Did I mention there was a raffle? There was a raffle. The band had a local restaurant (Addie's) donate some $150 gift cards, and the band selected 5 winners from the list of people who requested songs via their website. "Rock shows should have more raffles, right? In 30 years, that's what why we'll be in the Rock and Roll Hall of Fame." Fun. Followed by Forget the Flowers with John on upright and Nels bleeding his Martin dry. Gah, I'm geeking out again.
Did I mention Jeff played a guitar solo on one leg? He played a guitar solo on one leg. Not an easy one either. During I'm the Man Who Loves You (correct if I'm wrong on that but I think I'm right), Jeff leaned back, kicked one leg out, and began a solo.
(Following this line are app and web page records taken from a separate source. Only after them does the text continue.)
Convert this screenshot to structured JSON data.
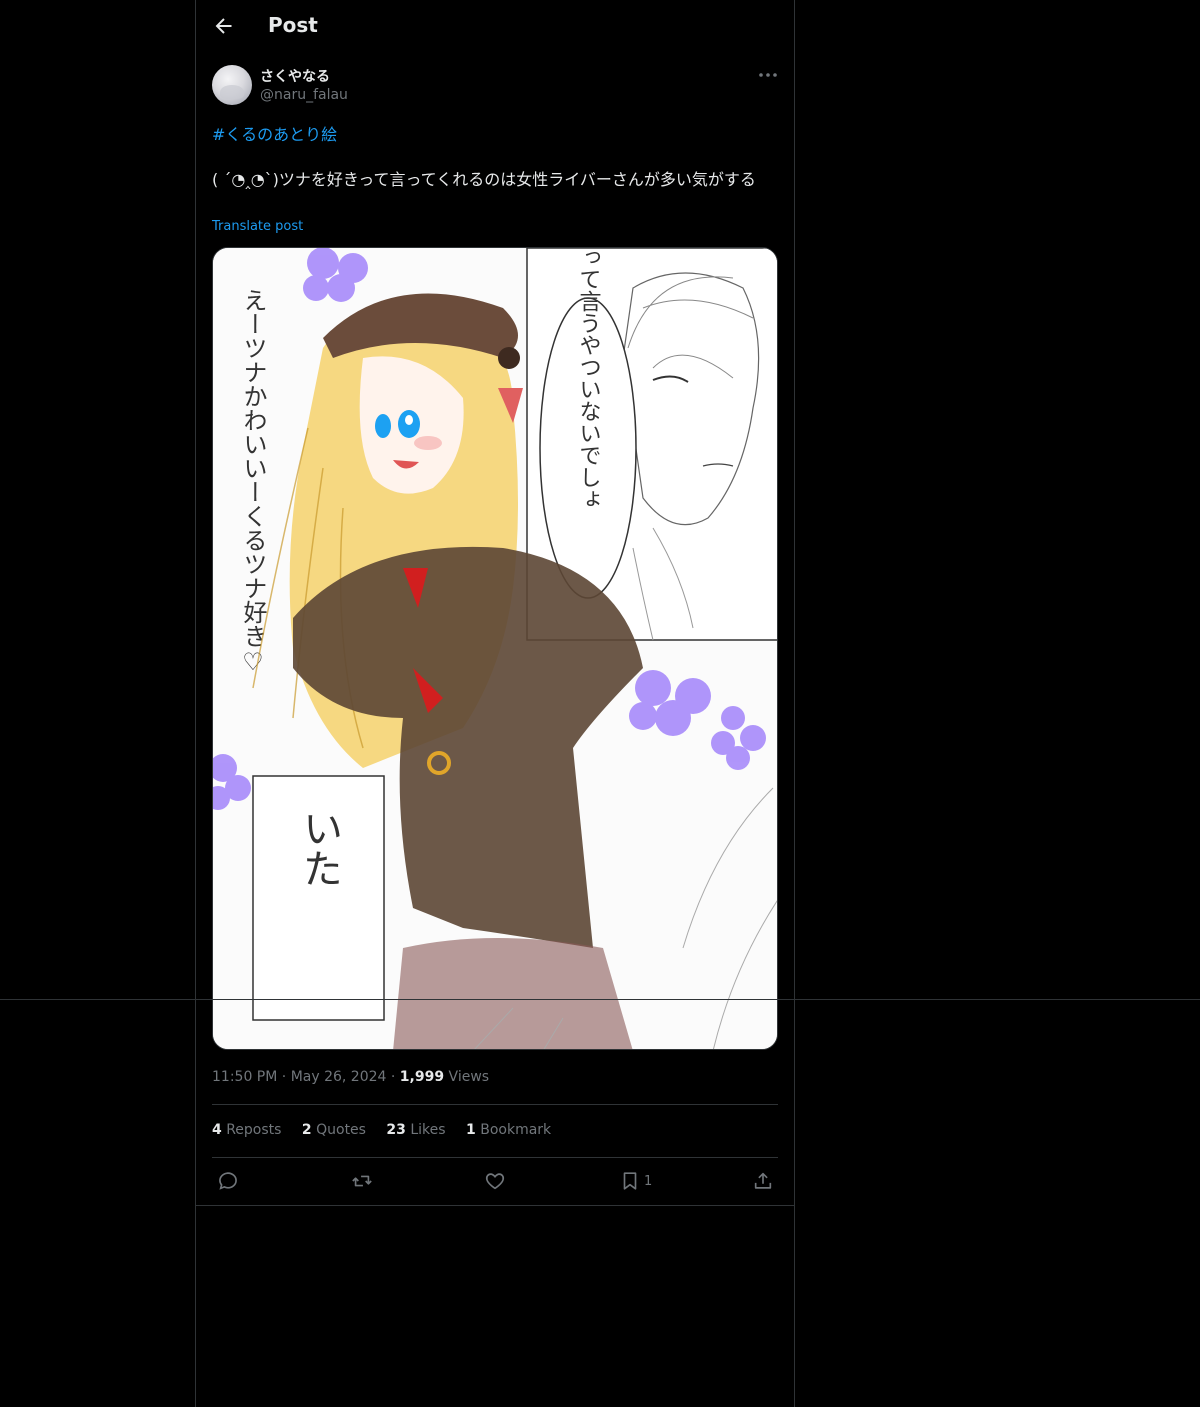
{
  "header": {
    "title": "Post",
    "back_icon": "back-arrow-icon"
  },
  "author": {
    "display_name": "さくやなる",
    "handle": "@naru_falau",
    "more_icon": "more-options-icon"
  },
  "post": {
    "hashtag": "#くるのあとり絵",
    "text": "( ´◔‸◔`)ツナを好きって言ってくれるのは女性ライバーさんが多い気がする",
    "translate_label": "Translate post",
    "image": {
      "speech_bubble": "ツナ可愛いって言うやついないでしょ",
      "side_text": "えーツナかわいいーくるツナ好き♡",
      "panel_text": "いた"
    }
  },
  "meta": {
    "time": "11:50 PM",
    "separator": "·",
    "date": "May 26, 2024",
    "views_count": "1,999",
    "views_label": "Views"
  },
  "stats": {
    "reposts_count": "4",
    "reposts_label": "Reposts",
    "quotes_count": "2",
    "quotes_label": "Quotes",
    "likes_count": "23",
    "likes_label": "Likes",
    "bookmarks_count": "1",
    "bookmarks_label": "Bookmark"
  },
  "actions": {
    "reply_icon": "reply-icon",
    "repost_icon": "repost-icon",
    "like_icon": "heart-icon",
    "bookmark_icon": "bookmark-icon",
    "bookmark_count": "1",
    "share_icon": "share-icon"
  },
  "colors": {
    "accent": "#1d9bf0",
    "muted": "#71767b",
    "text": "#e7e9ea",
    "border": "#2f3336",
    "background": "#000000"
  }
}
He held this pose for about a minute then leaned forward, kicking the same leg out behind him for the remaining 30 seconds of solo time.
Did I mention there was a sing-along? There was a sing-along. Jeff asked the crowd to sing Jesus, Etc. for him. Thanks to the grandeur of the hall, we didn't sound very good, but it was fun nonetheless.
So now the Good: Sound was amazing. Nels and Pat were running a clinic on musicianship. During the encore version of Hoodoo, the two went on a guitar-dual; Nels won handedly, but Pat put up a valiant effort (Jeff rolled his eyes.) The witty repartee from Tweedy and the audience. The sheer breadth of the song selection. The energy in the venue. The harmonies on... well everything but California Stars especially. I started to write out setlist highlights, but I was listing every other song, so just look at the setlist (pictured above. This is an actual page from the stage that a nice lady let us take a picture of - thanks lady!)
The Bad: No pictures - not sure if this is a Wilco requirement or a Strathmore one, but it was very disappointing. I got busted before the band even came out (see my poor iphone pic below),
so I gave up trying to capture my own photos early. ClickTrack has a few posted, so you can get a feel for the atmosphere on their site. There was also one curmudgeonly old man sitting behind us yelling at everyone to sit down. Sorry fella, you're at a rock show. You're lucky people sat for the acoustic set. Finally, my location made the sound a little wonky, as we could hear both the PA mix as well as the actual amps themselves. I could have used about twice as much Nels where we were. And that's it - three minor, minuscule, immaterial details.
In case you haven't been able to decipher my gibberish, this show blew away my already lofty expectations. A three-hour, 37-song, nonstop rock show will do it every time. Wilco, [we] love ya baby.